Now that the acting is put aside, let’s talk plot next. Jason Bourne’s plot is decent, a very technical movie that explores the complex web of lies the agency likes to weave. This film does a great job of reintroducing the classic hero (though the opening is a little slow) and helps get the audience prepped for the tale at hand. The focus of this movie involves explaining a little more about Bourne’s origin stories and just who is the source of all his anger is. While certainly not the most unique tale I have ever seen, it does fit well with the Bourne universe and provides the backbone for all the chaos to be had. And perhaps my favorite part of it all was the exciting finish.

Speaking of the finale, man did Bourne’s tale end with a bang. All of the tension comes to full boil, forcing Bourne and his allies to make some hasty decisions that leads to adrenaline pumping chases. What starts out as a foot race quickly amps up to vehicles and gunplay where the special effects come to full life and the sound grips you harder than a vice grip. Yes it is a bit over the top, and the amount of damage is ridiculous, but it certainly is good for a laugh.

 

 

 

 

The BAD
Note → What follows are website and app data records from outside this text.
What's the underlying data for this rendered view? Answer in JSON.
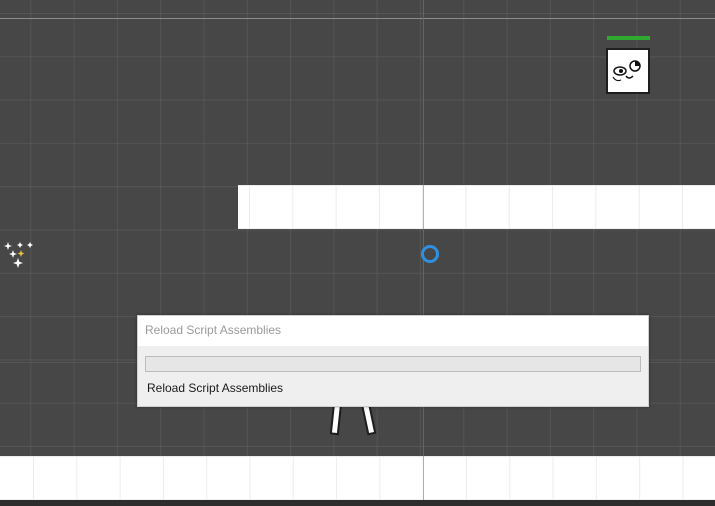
{
  "dialog": {
    "title": "Reload Script Assemblies",
    "status": "Reload Script Assemblies",
    "progress": 0
  },
  "scene": {
    "background_color": "#474747",
    "platform_color": "#ffffff",
    "enemy_health_color": "#2ea82e",
    "pivot_color": "#2f8fe0",
    "enemy_health": 1.0
  }
}
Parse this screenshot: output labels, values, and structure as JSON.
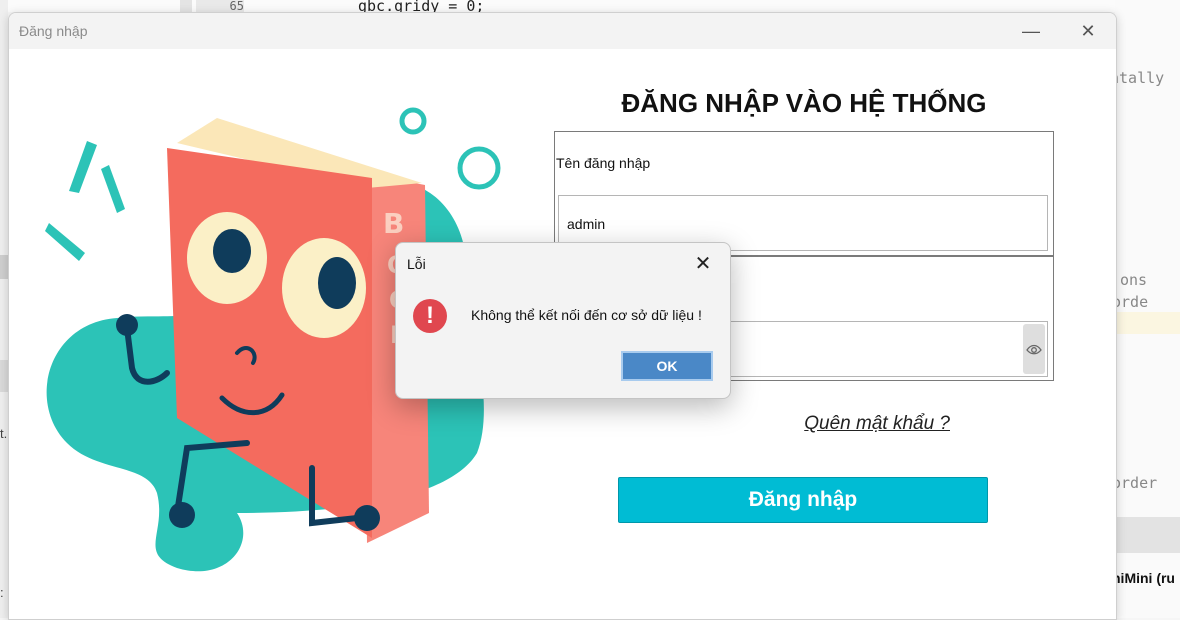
{
  "background_ide": {
    "line_number": "65",
    "code_line": "gbc.gridy = 0;",
    "right_fragments": [
      "ntally",
      "ons",
      "orde",
      "order"
    ],
    "right_bold": "hiMini (ru",
    "left_fragments": [
      "t.",
      ":"
    ]
  },
  "window": {
    "title": "Đăng nhập",
    "minimize_glyph": "—",
    "close_glyph": "✕"
  },
  "login": {
    "heading": "ĐĂNG NHẬP VÀO HỆ THỐNG",
    "username_label": "Tên đăng nhập",
    "username_value": "admin",
    "forgot_password": "Quên mật khẩu ?",
    "login_button": "Đăng nhập"
  },
  "dialog": {
    "title": "Lỗi",
    "close_glyph": "✕",
    "icon_glyph": "!",
    "message": "Không thể kết nối đến cơ sở dữ liệu !",
    "ok_button": "OK"
  },
  "colors": {
    "accent": "#00bcd4",
    "error": "#e0474f",
    "ok_button": "#4a88c7",
    "illustration_teal": "#2cc3b7",
    "book_red": "#f46b5e"
  }
}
  • Slow to take off
  • Action masked as lots of walking
  • Nicky Parsons limited role

 

I already mentioned this, but the Borne movie took a little time to take off for me. Yes, the set up is building some tension, but it took a little too long to get to the good action parts. There wasn’t as much drive to the set up and the dry dialogue did not help things along at all. Maybe if there had been a little more emotion in our characters or some symphony score to amp it up it could have been better for me. However, the slowness is forgotten once you get to that first chase scene that proved Bourne still had skills, outside of punching untrained guys.
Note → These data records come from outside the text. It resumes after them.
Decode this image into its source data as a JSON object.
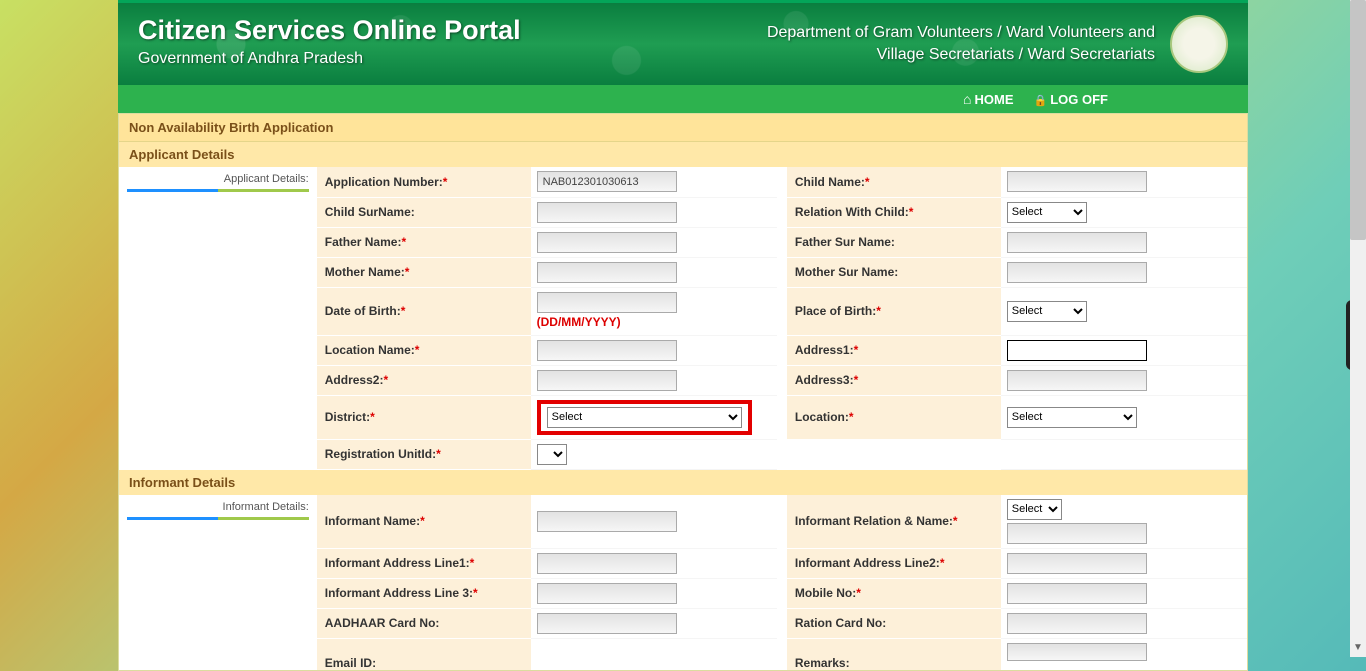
{
  "banner": {
    "title": "Citizen Services Online Portal",
    "subtitle": "Government of Andhra Pradesh",
    "dept_line1": "Department of Gram Volunteers / Ward Volunteers and",
    "dept_line2": "Village Secretariats / Ward Secretariats"
  },
  "nav": {
    "home": "HOME",
    "logoff": "LOG OFF"
  },
  "page_title": "Non Availability Birth Application",
  "applicant": {
    "section": "Applicant Details",
    "side_label": "Applicant Details:",
    "app_number_label": "Application Number:",
    "app_number_value": "NAB012301030613",
    "child_name_label": "Child Name:",
    "child_surname_label": "Child SurName:",
    "relation_label": "Relation With Child:",
    "relation_value": "Select",
    "father_name_label": "Father Name:",
    "father_surname_label": "Father Sur Name:",
    "mother_name_label": "Mother Name:",
    "mother_surname_label": "Mother Sur Name:",
    "dob_label": "Date of Birth:",
    "dob_hint": "(DD/MM/YYYY)",
    "pob_label": "Place of Birth:",
    "pob_value": "Select",
    "location_name_label": "Location Name:",
    "address1_label": "Address1:",
    "address2_label": "Address2:",
    "address3_label": "Address3:",
    "district_label": "District:",
    "district_value": "Select",
    "location_label": "Location:",
    "location_value": "Select",
    "reg_unit_label": "Registration UnitId:"
  },
  "informant": {
    "section": "Informant Details",
    "side_label": "Informant Details:",
    "name_label": "Informant Name:",
    "relation_label": "Informant Relation & Name:",
    "relation_value": "Select",
    "addr1_label": "Informant Address Line1:",
    "addr2_label": "Informant Address Line2:",
    "addr3_label": "Informant Address Line 3:",
    "mobile_label": "Mobile No:",
    "aadhaar_label": "AADHAAR Card No:",
    "ration_label": "Ration Card No:",
    "email_label": "Email ID:",
    "remarks_label": "Remarks:"
  }
}
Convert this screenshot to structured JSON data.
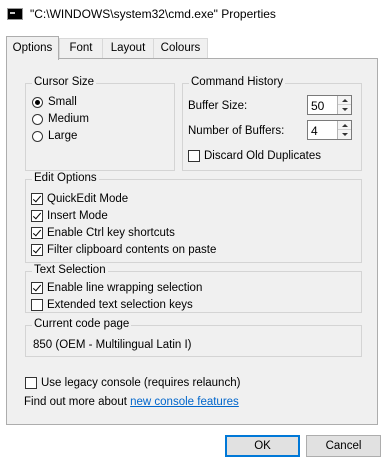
{
  "window": {
    "title": "\"C:\\WINDOWS\\system32\\cmd.exe\" Properties",
    "icon": "console-icon"
  },
  "tabs": [
    {
      "label": "Options",
      "active": true
    },
    {
      "label": "Font",
      "active": false
    },
    {
      "label": "Layout",
      "active": false
    },
    {
      "label": "Colours",
      "active": false
    }
  ],
  "cursor_size": {
    "legend": "Cursor Size",
    "options": [
      {
        "label": "Small",
        "selected": true
      },
      {
        "label": "Medium",
        "selected": false
      },
      {
        "label": "Large",
        "selected": false
      }
    ]
  },
  "command_history": {
    "legend": "Command History",
    "buffer_size_label": "Buffer Size:",
    "buffer_size_value": "50",
    "num_buffers_label": "Number of Buffers:",
    "num_buffers_value": "4",
    "discard_label": "Discard Old Duplicates",
    "discard_checked": false
  },
  "edit_options": {
    "legend": "Edit Options",
    "items": [
      {
        "label": "QuickEdit Mode",
        "checked": true
      },
      {
        "label": "Insert Mode",
        "checked": true
      },
      {
        "label": "Enable Ctrl key shortcuts",
        "checked": true
      },
      {
        "label": "Filter clipboard contents on paste",
        "checked": true
      }
    ]
  },
  "text_selection": {
    "legend": "Text Selection",
    "items": [
      {
        "label": "Enable line wrapping selection",
        "checked": true
      },
      {
        "label": "Extended text selection keys",
        "checked": false
      }
    ]
  },
  "code_page": {
    "legend": "Current code page",
    "value": "850   (OEM - Multilingual Latin I)"
  },
  "legacy": {
    "label": "Use legacy console (requires relaunch)",
    "checked": false
  },
  "find_more": {
    "prefix": "Find out more about ",
    "link": "new console features"
  },
  "buttons": {
    "ok": "OK",
    "cancel": "Cancel"
  }
}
And then the action hits the wall that makes you wonder how it is considered the most action packed of the series. After the chase scene, most of the action is actually our cast speed walking around various cities in an attempt to escape the technology superior government. While the cinematography certainly gave you great shots of these locations, seeing the actors get a good cardio workout is not my ideal vision of action. Seriously, I was waiting for the Lord of the Rings walking music to play. Even when the action scenes hit, the camera work got quite shaky and could be difficult to follow at times. At least the finale restored my faith in the series a bit.
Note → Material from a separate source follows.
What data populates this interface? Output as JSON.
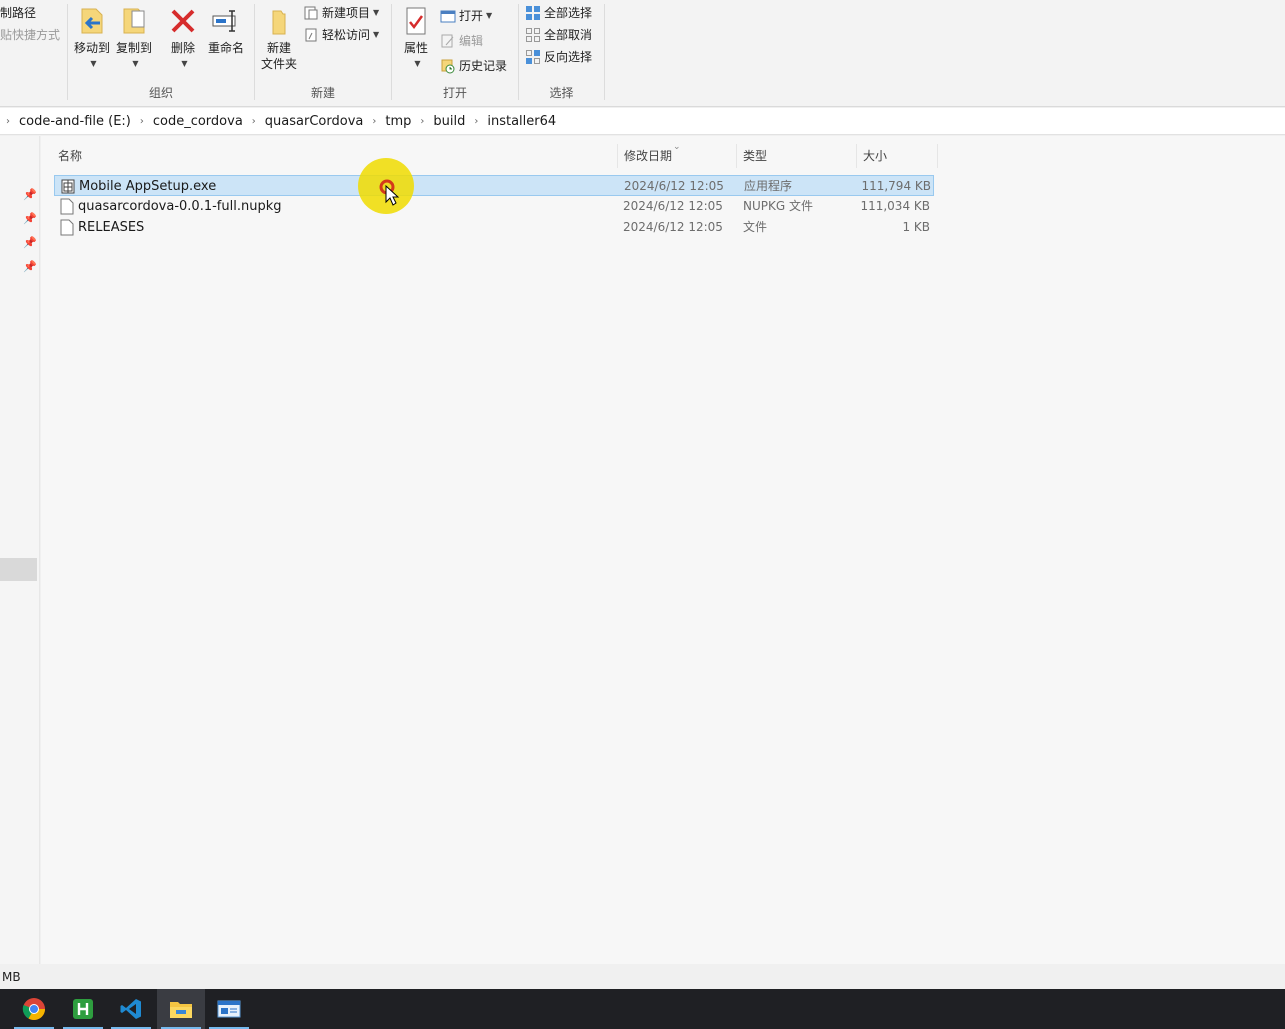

And finally Nicky Parsons. The woman was certainly awesome in the first trilogy, but in this movie she was robbed of the much needed screen time. As impressive as she was in the opening, her character exited the stage too soon to satisfy the promise the trailers provided. Maybe the story, the action, or the delivery could have been more exciting had they teamed up some more.

 

The VERDICT

 

            The fifth Bourne movie has everything you expect in the series including a convoluted plot, intense chase scenes, decent gunplay, and emotionless flat characters who only care to kick butt. While I don’t agree that it is the best movie of the series, it still fit in well with the series and provided some entertainment. True, I did want a faster tale, better action, and a little deeper story, but hey there is always another movie to accomplish that goal. Would I recommend it for a theater visit? I can say yes, especially for die hard fans of the series, but would suggest other films in place of this one.

 

My scores are:

 

Action/Thriller: 7.5

Movie Overall: 7.0